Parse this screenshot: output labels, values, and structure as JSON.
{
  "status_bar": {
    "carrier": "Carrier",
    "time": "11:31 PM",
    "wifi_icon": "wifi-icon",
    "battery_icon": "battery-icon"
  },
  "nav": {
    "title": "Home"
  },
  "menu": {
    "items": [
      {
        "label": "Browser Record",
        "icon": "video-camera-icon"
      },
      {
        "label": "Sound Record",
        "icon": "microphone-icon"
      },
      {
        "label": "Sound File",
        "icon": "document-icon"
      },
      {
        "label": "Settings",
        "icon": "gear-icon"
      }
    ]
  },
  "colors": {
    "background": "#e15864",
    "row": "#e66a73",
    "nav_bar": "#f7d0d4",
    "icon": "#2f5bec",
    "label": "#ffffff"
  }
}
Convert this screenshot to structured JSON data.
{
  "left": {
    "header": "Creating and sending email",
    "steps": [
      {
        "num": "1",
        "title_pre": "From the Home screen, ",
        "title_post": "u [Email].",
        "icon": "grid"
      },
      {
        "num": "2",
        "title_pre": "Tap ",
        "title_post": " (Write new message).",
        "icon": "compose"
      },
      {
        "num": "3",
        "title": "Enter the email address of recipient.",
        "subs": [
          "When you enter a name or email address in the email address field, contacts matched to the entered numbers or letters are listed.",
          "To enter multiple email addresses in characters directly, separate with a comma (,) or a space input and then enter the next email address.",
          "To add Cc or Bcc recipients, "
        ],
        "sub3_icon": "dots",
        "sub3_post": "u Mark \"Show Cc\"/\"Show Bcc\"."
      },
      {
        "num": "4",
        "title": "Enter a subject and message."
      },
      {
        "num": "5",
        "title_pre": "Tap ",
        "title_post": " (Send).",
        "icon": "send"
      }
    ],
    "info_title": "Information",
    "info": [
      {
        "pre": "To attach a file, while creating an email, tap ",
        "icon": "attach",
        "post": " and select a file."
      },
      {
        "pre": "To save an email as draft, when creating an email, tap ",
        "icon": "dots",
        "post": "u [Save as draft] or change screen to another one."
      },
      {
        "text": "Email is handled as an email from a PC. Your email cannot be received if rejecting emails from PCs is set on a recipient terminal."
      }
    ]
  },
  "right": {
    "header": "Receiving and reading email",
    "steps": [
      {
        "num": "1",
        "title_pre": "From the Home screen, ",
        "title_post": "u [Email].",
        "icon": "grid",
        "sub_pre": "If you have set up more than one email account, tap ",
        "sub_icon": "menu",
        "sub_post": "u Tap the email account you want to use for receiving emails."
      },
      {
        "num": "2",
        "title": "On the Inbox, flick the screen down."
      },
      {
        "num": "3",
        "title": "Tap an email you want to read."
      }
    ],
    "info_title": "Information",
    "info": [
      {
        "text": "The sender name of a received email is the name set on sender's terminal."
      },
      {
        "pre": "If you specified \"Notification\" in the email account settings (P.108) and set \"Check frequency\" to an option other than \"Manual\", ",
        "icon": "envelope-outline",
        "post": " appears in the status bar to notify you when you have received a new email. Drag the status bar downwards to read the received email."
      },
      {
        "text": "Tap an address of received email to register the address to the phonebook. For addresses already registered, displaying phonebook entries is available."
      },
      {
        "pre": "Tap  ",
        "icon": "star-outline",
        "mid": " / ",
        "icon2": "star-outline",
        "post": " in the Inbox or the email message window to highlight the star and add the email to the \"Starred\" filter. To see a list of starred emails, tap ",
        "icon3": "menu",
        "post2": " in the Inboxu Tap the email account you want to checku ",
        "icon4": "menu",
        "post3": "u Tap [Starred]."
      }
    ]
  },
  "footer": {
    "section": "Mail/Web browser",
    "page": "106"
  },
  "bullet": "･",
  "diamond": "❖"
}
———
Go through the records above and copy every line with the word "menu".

* **Problem solution**
  "menu": {
        "sub_icon": "menu",
        "icon3": "menu",
        "icon4": "menu",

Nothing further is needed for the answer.